(Web page and app entries)

-----

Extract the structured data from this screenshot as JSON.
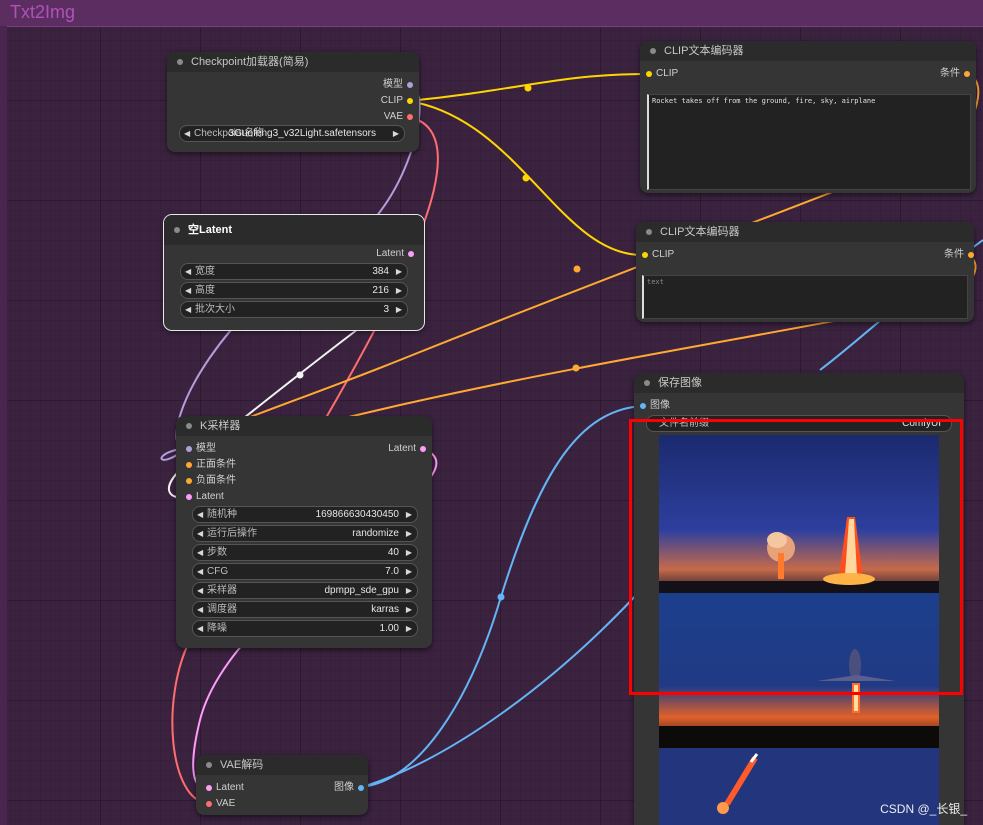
{
  "group": {
    "title": "Txt2Img"
  },
  "checkpoint": {
    "title": "Checkpoint加载器(简易)",
    "outputs": [
      "模型",
      "CLIP",
      "VAE"
    ],
    "widget": {
      "label": "Checkpoint名称",
      "value": "3Guofeng3_v32Light.safetensors"
    }
  },
  "clip_pos": {
    "title": "CLIP文本编码器",
    "input": "CLIP",
    "output": "条件",
    "text": "Rocket takes off from the ground, fire, sky, airplane"
  },
  "clip_neg": {
    "title": "CLIP文本编码器",
    "input": "CLIP",
    "output": "条件",
    "placeholder": "text"
  },
  "latent": {
    "title": "空Latent",
    "output": "Latent",
    "widgets": [
      {
        "label": "宽度",
        "value": "384"
      },
      {
        "label": "高度",
        "value": "216"
      },
      {
        "label": "批次大小",
        "value": "3"
      }
    ]
  },
  "ksampler": {
    "title": "K采样器",
    "inputs": [
      "模型",
      "正面条件",
      "负面条件",
      "Latent"
    ],
    "output": "Latent",
    "widgets": [
      {
        "label": "随机种",
        "value": "169866630430450"
      },
      {
        "label": "运行后操作",
        "value": "randomize"
      },
      {
        "label": "步数",
        "value": "40"
      },
      {
        "label": "CFG",
        "value": "7.0"
      },
      {
        "label": "采样器",
        "value": "dpmpp_sde_gpu"
      },
      {
        "label": "调度器",
        "value": "karras"
      },
      {
        "label": "降噪",
        "value": "1.00"
      }
    ]
  },
  "save": {
    "title": "保存图像",
    "input": "图像",
    "widget": {
      "label": "文件名前缀",
      "value": "ComfyUI"
    }
  },
  "vae_decode": {
    "title": "VAE解码",
    "inputs": [
      "Latent",
      "VAE"
    ],
    "output": "图像"
  },
  "colors": {
    "model": "#b39ddb",
    "clip": "#ffd500",
    "vae": "#ff6e6e",
    "latent": "#ff9cf9",
    "cond": "#ffa931",
    "image": "#64b5f6",
    "highlight": "#ff0000"
  },
  "watermark": "CSDN @_长银_"
}
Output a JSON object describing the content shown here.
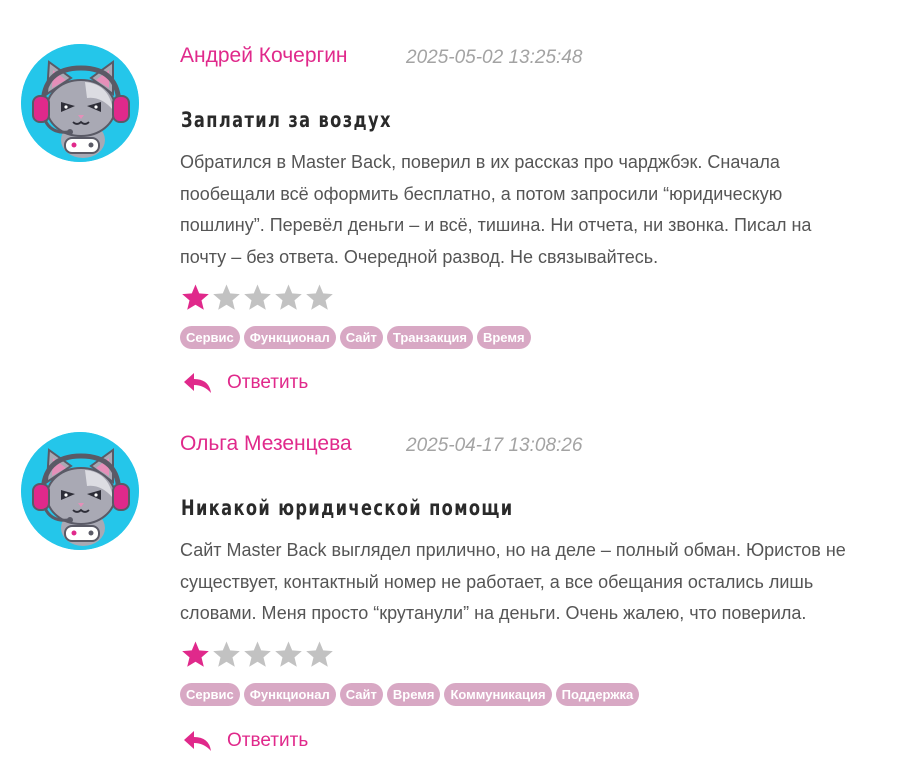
{
  "colors": {
    "author": "#e0298b",
    "star_filled": "#e0298b",
    "star_empty": "#c2c2c2",
    "tag_bg": "#d8a8c4",
    "avatar_bg": "#24c6ea"
  },
  "reviews": [
    {
      "avatar_icon": "gamer-cat-icon",
      "author": "Андрей Кочергин",
      "date": "2025-05-02 13:25:48",
      "title": "Заплатил за воздух",
      "body_lines": [
        "Обратился в Master Back, поверил в их рассказ про чарджбэк. Сначала",
        "пообещали всё оформить бесплатно, а потом запросили “юридическую",
        "пошлину”. Перевёл деньги – и всё, тишина. Ни отчета, ни звонка. Писал на",
        "почту – без ответа. Очередной развод. Не связывайтесь."
      ],
      "rating": 1,
      "rating_max": 5,
      "tags": [
        "Сервис",
        "Функционал",
        "Сайт",
        "Транзакция",
        "Время"
      ],
      "reply_label": "Ответить"
    },
    {
      "avatar_icon": "gamer-cat-icon",
      "author": "Ольга Мезенцева",
      "date": "2025-04-17 13:08:26",
      "title": "Никакой юридической помощи",
      "body_lines": [
        "Сайт Master Back выглядел прилично, но на деле – полный обман. Юристов не",
        "существует, контактный номер не работает, а все обещания остались лишь",
        "словами. Меня просто “крутанули” на деньги. Очень жалею, что поверила."
      ],
      "rating": 1,
      "rating_max": 5,
      "tags": [
        "Сервис",
        "Функционал",
        "Сайт",
        "Время",
        "Коммуникация",
        "Поддержка"
      ],
      "reply_label": "Ответить"
    }
  ]
}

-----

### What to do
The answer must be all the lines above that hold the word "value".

### Reply to the exercise
      "value": "3Guofeng3_v32Light.safetensors"
        "value": "384"
        "value": "216"
        "value": "3"
        "value": "169866630430450"
        "value": "randomize"
        "value": "40"
        "value": "7.0"
        "value": "dpmpp_sde_gpu"
        "value": "karras"
        "value": "1.00"
      "value": "ComfyUI"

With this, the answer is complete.